## TASK DETAILS
When you have gone through the records below, state only how many lines include the word "this".

◆ ◆ ◆ ◆ ◆

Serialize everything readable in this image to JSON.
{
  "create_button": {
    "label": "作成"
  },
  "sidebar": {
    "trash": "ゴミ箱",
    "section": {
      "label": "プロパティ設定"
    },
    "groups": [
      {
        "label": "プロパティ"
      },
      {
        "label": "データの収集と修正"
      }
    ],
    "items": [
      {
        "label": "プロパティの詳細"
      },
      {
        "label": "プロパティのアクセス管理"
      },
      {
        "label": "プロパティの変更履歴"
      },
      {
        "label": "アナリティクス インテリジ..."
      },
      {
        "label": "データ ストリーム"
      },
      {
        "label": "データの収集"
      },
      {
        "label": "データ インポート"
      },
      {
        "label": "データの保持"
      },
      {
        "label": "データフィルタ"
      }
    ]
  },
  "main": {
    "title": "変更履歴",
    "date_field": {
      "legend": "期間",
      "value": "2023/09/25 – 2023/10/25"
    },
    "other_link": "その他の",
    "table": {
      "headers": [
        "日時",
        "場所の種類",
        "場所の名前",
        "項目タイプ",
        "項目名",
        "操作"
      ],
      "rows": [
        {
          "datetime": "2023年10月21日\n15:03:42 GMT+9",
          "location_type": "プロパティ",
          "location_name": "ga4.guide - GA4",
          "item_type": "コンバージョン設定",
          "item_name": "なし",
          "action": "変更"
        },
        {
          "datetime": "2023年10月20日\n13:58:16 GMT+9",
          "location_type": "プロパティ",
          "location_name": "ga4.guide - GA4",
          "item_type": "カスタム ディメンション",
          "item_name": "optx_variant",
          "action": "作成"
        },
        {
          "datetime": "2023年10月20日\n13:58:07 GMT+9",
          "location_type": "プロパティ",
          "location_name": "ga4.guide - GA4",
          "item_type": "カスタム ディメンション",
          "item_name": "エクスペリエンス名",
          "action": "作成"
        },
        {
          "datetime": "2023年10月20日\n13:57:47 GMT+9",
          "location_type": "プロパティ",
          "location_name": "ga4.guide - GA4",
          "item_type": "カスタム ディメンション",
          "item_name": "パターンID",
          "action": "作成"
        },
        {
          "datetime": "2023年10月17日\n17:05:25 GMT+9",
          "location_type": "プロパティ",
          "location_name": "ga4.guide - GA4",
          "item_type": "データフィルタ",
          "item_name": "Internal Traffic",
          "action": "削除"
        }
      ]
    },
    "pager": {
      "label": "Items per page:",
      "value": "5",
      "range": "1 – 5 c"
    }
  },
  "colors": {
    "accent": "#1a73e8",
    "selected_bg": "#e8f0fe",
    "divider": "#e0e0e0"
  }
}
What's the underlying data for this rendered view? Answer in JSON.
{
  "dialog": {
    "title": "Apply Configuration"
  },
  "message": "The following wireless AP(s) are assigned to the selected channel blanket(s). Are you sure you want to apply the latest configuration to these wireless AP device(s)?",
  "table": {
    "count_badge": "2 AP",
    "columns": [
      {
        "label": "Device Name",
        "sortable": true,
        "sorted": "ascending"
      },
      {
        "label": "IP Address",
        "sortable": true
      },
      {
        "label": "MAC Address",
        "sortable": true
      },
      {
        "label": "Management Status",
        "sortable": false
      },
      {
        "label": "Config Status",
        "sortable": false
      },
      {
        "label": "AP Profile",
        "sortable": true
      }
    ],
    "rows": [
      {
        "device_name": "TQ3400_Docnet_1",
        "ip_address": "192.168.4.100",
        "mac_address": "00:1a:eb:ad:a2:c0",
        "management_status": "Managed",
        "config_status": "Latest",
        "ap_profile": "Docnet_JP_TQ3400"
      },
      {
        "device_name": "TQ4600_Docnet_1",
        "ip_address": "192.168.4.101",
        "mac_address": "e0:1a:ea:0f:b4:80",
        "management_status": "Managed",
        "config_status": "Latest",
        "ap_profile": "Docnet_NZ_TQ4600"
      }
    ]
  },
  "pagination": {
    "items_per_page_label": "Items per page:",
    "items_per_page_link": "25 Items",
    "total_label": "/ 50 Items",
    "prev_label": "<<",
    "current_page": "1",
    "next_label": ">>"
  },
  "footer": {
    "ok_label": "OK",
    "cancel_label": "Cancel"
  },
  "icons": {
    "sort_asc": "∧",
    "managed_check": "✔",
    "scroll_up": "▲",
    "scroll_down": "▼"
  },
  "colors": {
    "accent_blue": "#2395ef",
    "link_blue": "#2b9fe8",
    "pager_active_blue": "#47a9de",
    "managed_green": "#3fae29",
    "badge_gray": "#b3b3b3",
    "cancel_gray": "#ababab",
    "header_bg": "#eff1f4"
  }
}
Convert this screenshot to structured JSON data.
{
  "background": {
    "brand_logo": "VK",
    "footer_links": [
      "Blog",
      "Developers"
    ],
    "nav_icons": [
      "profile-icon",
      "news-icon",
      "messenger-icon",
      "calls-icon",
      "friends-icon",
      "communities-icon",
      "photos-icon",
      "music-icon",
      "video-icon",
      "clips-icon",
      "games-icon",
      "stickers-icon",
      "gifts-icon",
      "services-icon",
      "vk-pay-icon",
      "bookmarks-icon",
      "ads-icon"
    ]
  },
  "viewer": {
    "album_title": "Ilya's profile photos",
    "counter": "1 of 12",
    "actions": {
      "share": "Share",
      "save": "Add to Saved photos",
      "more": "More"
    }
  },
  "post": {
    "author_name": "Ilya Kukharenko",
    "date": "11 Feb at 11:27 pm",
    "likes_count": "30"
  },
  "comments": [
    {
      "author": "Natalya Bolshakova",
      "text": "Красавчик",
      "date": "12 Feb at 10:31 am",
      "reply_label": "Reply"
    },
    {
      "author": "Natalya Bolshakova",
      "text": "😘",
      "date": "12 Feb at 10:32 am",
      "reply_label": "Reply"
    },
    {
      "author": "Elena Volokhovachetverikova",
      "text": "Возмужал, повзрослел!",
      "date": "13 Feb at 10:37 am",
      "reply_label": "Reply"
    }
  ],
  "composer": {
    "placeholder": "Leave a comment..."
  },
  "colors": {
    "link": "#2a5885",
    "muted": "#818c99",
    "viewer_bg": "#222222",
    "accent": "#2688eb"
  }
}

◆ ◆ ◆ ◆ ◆

## RESPONSE TO THE TASK
3